MG: The initial pool of clips was nearly unmanageable! We usually begin every practice with ~40 minutes of random improvising, and most of those are recorded. Also, we accumulate many individual and group demos of a riff or whole song before we record the “real” version—and these are often deliberately more experimental or wacky. There are also clips of us messing around with audio software (making loops, chopping and screwing existing songs), and then snippets of found sound and casual dialogue. In addition to all that, there were full songs and truly miscellaneous bleeps and bloops that got cut from the original “Steffen” version.
It was simple enough to listen through all the jams and cull the most exciting or interactive moments, but I based most of the other selections on whether they had any emotional resonance with us. I was doing most of the editing myself, so one of my goals was to pick bits that we would all fondly recall together—like an audio scrapbook or ‘greatest hits’ of sonic memories. In fact, once I started to choose specific chunks, my imagined audience shifted from Steffen to my fellow bandmates. For example, the end of Side B is the first time we played at our house in western mass—our neighbor came over and knocked on the door.
I also selected clips based on whether they were related (however tenuously) to our album tracks. In considering various demos, I started to realize that many of the supposedly rougher versions were more exciting than their “finished” counterpart. For example, there’s a passage early in side A which is a “suite” of different interpretations of what eventually became “Or Something” (one is super slow textural, one has a busier drum part, and one features dense layers of acoustic guitars). When we were making O, it seemed necessary to centralize these divergent ideas into one thing, but now the contrast seems more complimentary—playing around an idea rather than stating it plainly and firmly. To that end, I also aimed to present a less refined version of our band. We’ve lived and regularly made music (good and bad) together for nearly 5 years, but most of that material doesn’t end up anywhere. For us, making an album has always felt like composing the magnum opus; it should be inspiring but it’s actually stifling and cumbersome because we end up censoring so much incidental experimentation. This process was meant to upcycle all of that content and effort, and to better represent our daily weirdness.

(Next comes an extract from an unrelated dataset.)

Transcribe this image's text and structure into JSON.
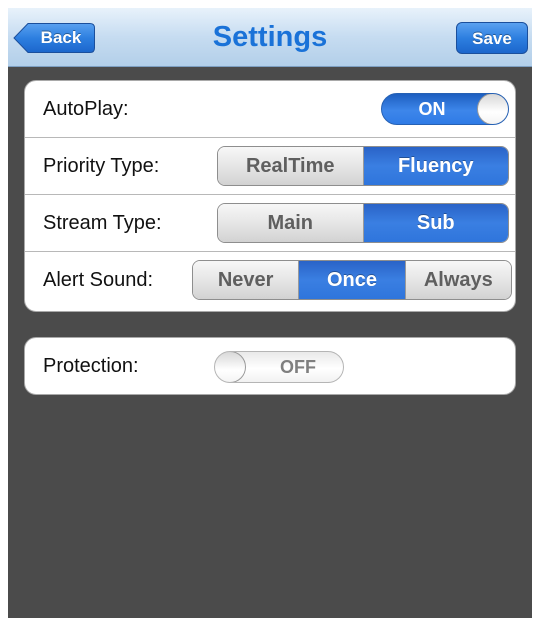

TV: Was the mixing process on this release a group effort/did you all work on it together?
MG: Once we hatched the concept for Steffen, it was basically implied that I would tackle this mission solo. I guess I’m the de facto band archivist because I already remembered so many of these chance recordings vividly, and I don’t think anyone else was as excited to listen to hours of our aimless jams. Also the timing of the unofficial Steffen tape and the eventual “For Steffen Only” tape coincided with being on tour for nearly all of March and May. So it was the perfect task to perform with headphones in the backseat of the van. When I had solid drafts of each side, we listened together and made notes a couple of times, but it was mostly my personal campaign.
In terms of mixing, the biggest challenge was trying to smooth the imbalances in fidelity. The recordings come from so many different spaces — our basement, my parent’s basement (our old practice space haha), our studio setup for O, bedroom demos, live sets, skipping CDs etc. To some extent I was hoping for the effect of channel switching, but even with compression and EQ it was always going to sound pretty unpolished. As always, I am extremely grateful that Skyler can expertly transform any audio clutter into actual music.